Who knew in 1994 Mary J’s My Life album would have opened eyes and ears to the pain life and love has to offer. Aside from thrusting her into stardom, the album gave a voice to the voiceless women around the world who were hurting. The classic holds a prominent place in R&B music, and has not only stood the test of time, but continues to sound better with time. The contribution of My Life included a fresh sound, a unique style, and one woman’s personal opus that’s connected with generation.
As we celebrate the anniversary of the groundbreaking album, which was released on November 29th, 1994, we’re reminded how it was something special of its time. It serves as a staple in urban music, and a soundtrack to many lives.
“With Mary, it was just her voice. From the get go she was made for this style of music, so she inspired it, so the Queen of Hip-Hop Soul.”- Puff Daddy.
Riding the success wave following her acclaimed debut album What’s the 411? Blige began to record her sophomore album with pal Puff Daddy. Both Mary and Puffy stated they were heartbroken during the process. Mary was numbing the pain of past demons and an abusive relationship, with drugs and alcohol as a coping mechanism, which in the end caused her to spiral into a depression. As Sean “Puff Daddy” Combs and Chucky Thompson provided the vast of the albums production, the two paired with Blige for the writing portion. Without any real direction for the album, besides a current heartbreak. The three allowed the pain to spill over onto wax. Still competing with the standard sound of R&B. They decided to continue with going against the grain since success was found with her debut. Although What’s the 411? was infused with the sound and styling of the New Jack Swing, the choice of traveling a road that hadn’t yet been traveled, solidified Puffy as a hit-maker in the music world, as Mary changed the traditional R&B genre permanently.
My Life challenged the landscape of music. Blending R&B samples with Hip-Hop was the formula for this newfound genre. Mary remained consistent by reminding us she wasn’t like the other girls of her era. The album bared an emotional side of black women that hadn’t been heard since blues singers. With My Life, you hear struggle and conviction in her voice. Mary transformed the longing for love and acceptance, mixed with a painful childhood, substance abuse, self-esteem, and a tumultuous love affair into a heartbreak handbook for women to sing along to. Mary was refreshing and relatable. She made us own the fact that we might come from dysfunctional families, and might be looking for love in the wrong places.
What makes My Life so special? The fact it’s responsible for an entire genre. Mary introduced us to the Hip-Hop Soul sound on What’s the 411?, but with My Life she elevated and merged two genres by adding a vintage sound to it. Incorporating blues with the hip-hop made it stand-alone from others of its copied kind. The sound of My Life is the epitome of 90’s R&B. She found her gouge in music, which is a testament to her becoming “the most successful R&B artist in the last 25 years” as credited and cited by Billboard magazine.
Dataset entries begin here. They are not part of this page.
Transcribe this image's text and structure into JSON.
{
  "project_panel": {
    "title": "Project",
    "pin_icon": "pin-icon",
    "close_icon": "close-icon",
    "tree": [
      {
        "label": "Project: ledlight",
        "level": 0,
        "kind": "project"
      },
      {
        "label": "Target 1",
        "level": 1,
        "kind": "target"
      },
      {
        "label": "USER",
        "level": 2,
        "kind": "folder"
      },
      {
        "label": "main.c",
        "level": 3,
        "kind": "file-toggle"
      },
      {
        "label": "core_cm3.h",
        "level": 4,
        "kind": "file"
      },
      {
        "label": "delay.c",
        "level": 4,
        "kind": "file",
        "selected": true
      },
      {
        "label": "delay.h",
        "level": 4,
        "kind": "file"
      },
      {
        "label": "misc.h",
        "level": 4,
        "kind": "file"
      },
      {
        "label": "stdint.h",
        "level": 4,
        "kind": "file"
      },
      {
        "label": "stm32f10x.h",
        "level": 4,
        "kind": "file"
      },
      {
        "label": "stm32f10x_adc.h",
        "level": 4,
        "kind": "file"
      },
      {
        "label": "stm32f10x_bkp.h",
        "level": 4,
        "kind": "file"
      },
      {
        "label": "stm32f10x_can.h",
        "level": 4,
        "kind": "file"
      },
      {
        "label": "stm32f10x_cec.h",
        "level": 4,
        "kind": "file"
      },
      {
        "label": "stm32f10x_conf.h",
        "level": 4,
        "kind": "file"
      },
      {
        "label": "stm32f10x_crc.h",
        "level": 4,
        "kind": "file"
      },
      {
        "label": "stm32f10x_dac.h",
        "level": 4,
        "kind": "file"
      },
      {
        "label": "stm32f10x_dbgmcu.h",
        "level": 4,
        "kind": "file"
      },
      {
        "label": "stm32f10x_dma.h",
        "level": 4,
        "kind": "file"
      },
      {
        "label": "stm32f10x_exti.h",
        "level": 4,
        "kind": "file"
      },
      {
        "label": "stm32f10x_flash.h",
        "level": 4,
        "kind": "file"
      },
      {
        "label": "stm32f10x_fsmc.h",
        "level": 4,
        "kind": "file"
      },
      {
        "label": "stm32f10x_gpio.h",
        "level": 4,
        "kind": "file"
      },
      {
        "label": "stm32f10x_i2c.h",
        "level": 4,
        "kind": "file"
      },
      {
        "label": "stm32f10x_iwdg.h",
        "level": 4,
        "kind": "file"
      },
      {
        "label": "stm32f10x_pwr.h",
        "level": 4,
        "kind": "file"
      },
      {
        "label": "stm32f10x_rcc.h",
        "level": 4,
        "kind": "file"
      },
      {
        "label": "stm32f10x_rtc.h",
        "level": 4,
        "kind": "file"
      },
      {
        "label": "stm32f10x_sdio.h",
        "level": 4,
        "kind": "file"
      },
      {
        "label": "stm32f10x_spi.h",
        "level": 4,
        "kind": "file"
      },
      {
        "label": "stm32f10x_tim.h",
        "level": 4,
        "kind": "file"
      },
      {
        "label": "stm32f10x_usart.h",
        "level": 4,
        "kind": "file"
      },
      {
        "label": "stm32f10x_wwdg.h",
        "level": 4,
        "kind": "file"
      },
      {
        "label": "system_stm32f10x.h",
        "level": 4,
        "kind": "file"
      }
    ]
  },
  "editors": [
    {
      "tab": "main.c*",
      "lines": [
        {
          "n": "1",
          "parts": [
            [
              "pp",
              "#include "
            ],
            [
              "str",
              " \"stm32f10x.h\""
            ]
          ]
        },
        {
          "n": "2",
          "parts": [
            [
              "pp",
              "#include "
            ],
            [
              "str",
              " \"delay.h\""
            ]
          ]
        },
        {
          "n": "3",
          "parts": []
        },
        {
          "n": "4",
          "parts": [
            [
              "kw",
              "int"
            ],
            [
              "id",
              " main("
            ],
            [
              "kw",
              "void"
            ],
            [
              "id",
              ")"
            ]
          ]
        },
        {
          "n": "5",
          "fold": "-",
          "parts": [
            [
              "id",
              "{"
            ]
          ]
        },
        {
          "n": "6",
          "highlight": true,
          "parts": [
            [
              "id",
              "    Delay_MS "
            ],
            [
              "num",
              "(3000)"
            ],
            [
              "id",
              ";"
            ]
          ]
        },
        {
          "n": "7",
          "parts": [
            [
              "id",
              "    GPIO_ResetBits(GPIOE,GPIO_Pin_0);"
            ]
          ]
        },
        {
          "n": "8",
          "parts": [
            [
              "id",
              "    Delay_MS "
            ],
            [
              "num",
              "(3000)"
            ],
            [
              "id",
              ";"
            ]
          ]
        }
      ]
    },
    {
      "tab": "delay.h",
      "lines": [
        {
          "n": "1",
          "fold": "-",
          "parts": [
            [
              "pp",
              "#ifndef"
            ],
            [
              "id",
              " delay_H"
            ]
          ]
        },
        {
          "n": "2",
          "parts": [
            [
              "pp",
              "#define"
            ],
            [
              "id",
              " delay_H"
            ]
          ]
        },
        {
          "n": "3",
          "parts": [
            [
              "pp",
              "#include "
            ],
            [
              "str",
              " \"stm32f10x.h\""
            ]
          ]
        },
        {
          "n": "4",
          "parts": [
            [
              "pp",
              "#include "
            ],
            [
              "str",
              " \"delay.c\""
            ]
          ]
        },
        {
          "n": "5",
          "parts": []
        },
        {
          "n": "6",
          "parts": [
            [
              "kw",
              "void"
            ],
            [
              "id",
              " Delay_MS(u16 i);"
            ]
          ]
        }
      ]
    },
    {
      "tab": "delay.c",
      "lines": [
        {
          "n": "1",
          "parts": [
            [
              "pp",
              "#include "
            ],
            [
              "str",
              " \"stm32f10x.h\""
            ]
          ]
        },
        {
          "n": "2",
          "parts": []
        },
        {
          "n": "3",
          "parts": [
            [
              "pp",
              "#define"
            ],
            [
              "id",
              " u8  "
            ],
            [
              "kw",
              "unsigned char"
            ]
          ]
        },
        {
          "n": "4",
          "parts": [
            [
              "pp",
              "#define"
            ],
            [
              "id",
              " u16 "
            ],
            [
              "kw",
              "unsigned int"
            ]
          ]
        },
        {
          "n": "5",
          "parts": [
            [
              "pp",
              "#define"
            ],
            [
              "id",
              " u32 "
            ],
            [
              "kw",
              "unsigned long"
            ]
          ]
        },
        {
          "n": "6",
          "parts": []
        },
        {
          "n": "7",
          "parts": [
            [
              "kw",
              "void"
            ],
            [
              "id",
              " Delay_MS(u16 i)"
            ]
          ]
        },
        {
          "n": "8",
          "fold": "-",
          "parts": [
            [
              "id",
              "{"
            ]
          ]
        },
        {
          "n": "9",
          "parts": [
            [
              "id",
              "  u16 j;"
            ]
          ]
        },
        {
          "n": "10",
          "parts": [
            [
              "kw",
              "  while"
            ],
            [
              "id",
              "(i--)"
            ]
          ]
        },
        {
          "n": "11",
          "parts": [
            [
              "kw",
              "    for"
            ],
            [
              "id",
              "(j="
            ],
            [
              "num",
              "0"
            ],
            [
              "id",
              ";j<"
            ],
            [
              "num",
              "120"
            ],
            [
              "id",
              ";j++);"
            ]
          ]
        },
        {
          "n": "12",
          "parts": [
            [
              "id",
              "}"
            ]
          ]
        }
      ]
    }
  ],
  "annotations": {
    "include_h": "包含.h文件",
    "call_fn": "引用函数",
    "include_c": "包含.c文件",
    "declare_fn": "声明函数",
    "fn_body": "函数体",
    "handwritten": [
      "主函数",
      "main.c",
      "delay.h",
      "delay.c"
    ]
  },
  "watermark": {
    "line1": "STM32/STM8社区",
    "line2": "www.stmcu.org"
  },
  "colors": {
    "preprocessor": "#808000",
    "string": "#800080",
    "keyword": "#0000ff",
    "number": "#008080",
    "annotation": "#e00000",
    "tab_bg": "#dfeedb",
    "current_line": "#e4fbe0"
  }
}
“My Life is pure, it’s just raw emotions. I know there’ll never be R&B records made like that” – Puff Daddy.
What those 17 tracks did for music is beyond measure. And who knew all this could come from an overly intense relationship she let ooze out into the music. In 2011 Blige embarked on a tour to commemorate the album’s anniversary, which allows My Life to continue on finding new homes and hearts every year. The album reigns supreme on many best albums list past and present. Many praise the album, recognizing it as a masterpiece, but if nothing more it will always remain as Mary’s timeless ghetto gospel.